• [Description of the task]
Each entry below needs to be copied exactly, with nothing dropped.

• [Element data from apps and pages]
......

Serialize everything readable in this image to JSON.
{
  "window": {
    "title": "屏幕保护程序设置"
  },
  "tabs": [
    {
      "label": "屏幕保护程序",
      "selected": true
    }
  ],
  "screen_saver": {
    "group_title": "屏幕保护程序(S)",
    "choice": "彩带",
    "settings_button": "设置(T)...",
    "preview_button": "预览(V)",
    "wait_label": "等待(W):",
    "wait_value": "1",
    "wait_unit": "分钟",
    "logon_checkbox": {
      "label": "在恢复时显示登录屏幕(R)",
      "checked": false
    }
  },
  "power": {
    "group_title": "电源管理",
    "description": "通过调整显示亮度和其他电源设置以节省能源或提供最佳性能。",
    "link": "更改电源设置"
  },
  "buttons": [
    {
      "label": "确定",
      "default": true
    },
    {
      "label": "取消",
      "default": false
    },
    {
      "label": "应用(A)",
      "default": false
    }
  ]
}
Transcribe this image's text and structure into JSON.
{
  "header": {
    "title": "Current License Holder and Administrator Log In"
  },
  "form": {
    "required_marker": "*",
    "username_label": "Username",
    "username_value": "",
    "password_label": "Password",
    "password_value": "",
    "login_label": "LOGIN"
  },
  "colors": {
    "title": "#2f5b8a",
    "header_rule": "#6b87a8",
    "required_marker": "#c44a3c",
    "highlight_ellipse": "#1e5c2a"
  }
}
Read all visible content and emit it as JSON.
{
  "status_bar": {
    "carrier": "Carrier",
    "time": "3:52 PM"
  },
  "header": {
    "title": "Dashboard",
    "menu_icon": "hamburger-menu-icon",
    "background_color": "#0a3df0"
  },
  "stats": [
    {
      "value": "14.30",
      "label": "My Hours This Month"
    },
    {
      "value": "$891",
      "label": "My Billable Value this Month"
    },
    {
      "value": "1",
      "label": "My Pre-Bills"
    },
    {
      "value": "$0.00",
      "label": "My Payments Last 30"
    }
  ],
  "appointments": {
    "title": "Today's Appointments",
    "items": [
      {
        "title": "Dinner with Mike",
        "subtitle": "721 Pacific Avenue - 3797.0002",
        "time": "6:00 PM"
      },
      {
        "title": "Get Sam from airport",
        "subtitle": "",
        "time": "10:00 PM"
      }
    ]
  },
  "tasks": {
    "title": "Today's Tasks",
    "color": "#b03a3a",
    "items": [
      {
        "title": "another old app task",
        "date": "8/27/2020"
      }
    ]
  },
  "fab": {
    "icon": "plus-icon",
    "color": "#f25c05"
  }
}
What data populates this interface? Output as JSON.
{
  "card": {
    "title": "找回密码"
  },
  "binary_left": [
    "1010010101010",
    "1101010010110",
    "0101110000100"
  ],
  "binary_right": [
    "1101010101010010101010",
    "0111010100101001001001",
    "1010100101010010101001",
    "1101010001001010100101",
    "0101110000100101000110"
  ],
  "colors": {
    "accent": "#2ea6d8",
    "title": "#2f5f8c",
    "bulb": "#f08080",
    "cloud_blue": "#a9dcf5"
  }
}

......

• [Answer for this exercise]
Serialize everything readable in this image to JSON.
{
  "window": {
    "title": "屏幕保护程序设置"
  },
  "tabs": [
    {
      "label": "屏幕保护程序",
      "selected": true
    }
  ],
  "screen_saver": {
    "group_title": "屏幕保护程序(S)",
    "choice": "彩带",
    "settings_button": "设置(T)...",
    "preview_button": "预览(V)",
    "wait_label": "等待(W):",
    "wait_value": "1",
    "wait_unit": "分钟",
    "logon_checkbox": {
      "label": "在恢复时显示登录屏幕(R)",
      "checked": false
    }
  },
  "power": {
    "group_title": "电源管理",
    "description": "通过调整显示亮度和其他电源设置以节省能源或提供最佳性能。",
    "link": "更改电源设置"
  },
  "buttons": [
    {
      "label": "确定",
      "default": true
    },
    {
      "label": "取消",
      "default": false
    },
    {
      "label": "应用(A)",
      "default": false
    }
  ]
}
Transcribe this image's text and structure into JSON.
{
  "header": {
    "title": "Current License Holder and Administrator Log In"
  },
  "form": {
    "required_marker": "*",
    "username_label": "Username",
    "username_value": "",
    "password_label": "Password",
    "password_value": "",
    "login_label": "LOGIN"
  },
  "colors": {
    "title": "#2f5b8a",
    "header_rule": "#6b87a8",
    "required_marker": "#c44a3c",
    "highlight_ellipse": "#1e5c2a"
  }
}
Read all visible content and emit it as JSON.
{
  "status_bar": {
    "carrier": "Carrier",
    "time": "3:52 PM"
  },
  "header": {
    "title": "Dashboard",
    "menu_icon": "hamburger-menu-icon",
    "background_color": "#0a3df0"
  },
  "stats": [
    {
      "value": "14.30",
      "label": "My Hours This Month"
    },
    {
      "value": "$891",
      "label": "My Billable Value this Month"
    },
    {
      "value": "1",
      "label": "My Pre-Bills"
    },
    {
      "value": "$0.00",
      "label": "My Payments Last 30"
    }
  ],
  "appointments": {
    "title": "Today's Appointments",
    "items": [
      {
        "title": "Dinner with Mike",
        "subtitle": "721 Pacific Avenue - 3797.0002",
        "time": "6:00 PM"
      },
      {
        "title": "Get Sam from airport",
        "subtitle": "",
        "time": "10:00 PM"
      }
    ]
  },
  "tasks": {
    "title": "Today's Tasks",
    "color": "#b03a3a",
    "items": [
      {
        "title": "another old app task",
        "date": "8/27/2020"
      }
    ]
  },
  "fab": {
    "icon": "plus-icon",
    "color": "#f25c05"
  }
}
What data populates this interface? Output as JSON.
{
  "card": {
    "title": "找回密码"
  },
  "binary_left": [
    "1010010101010",
    "1101010010110",
    "0101110000100"
  ],
  "binary_right": [
    "1101010101010010101010",
    "0111010100101001001001",
    "1010100101010010101001",
    "1101010001001010100101",
    "0101110000100101000110"
  ],
  "colors": {
    "accent": "#2ea6d8",
    "title": "#2f5f8c",
    "bulb": "#f08080",
    "cloud_blue": "#a9dcf5"
  }
}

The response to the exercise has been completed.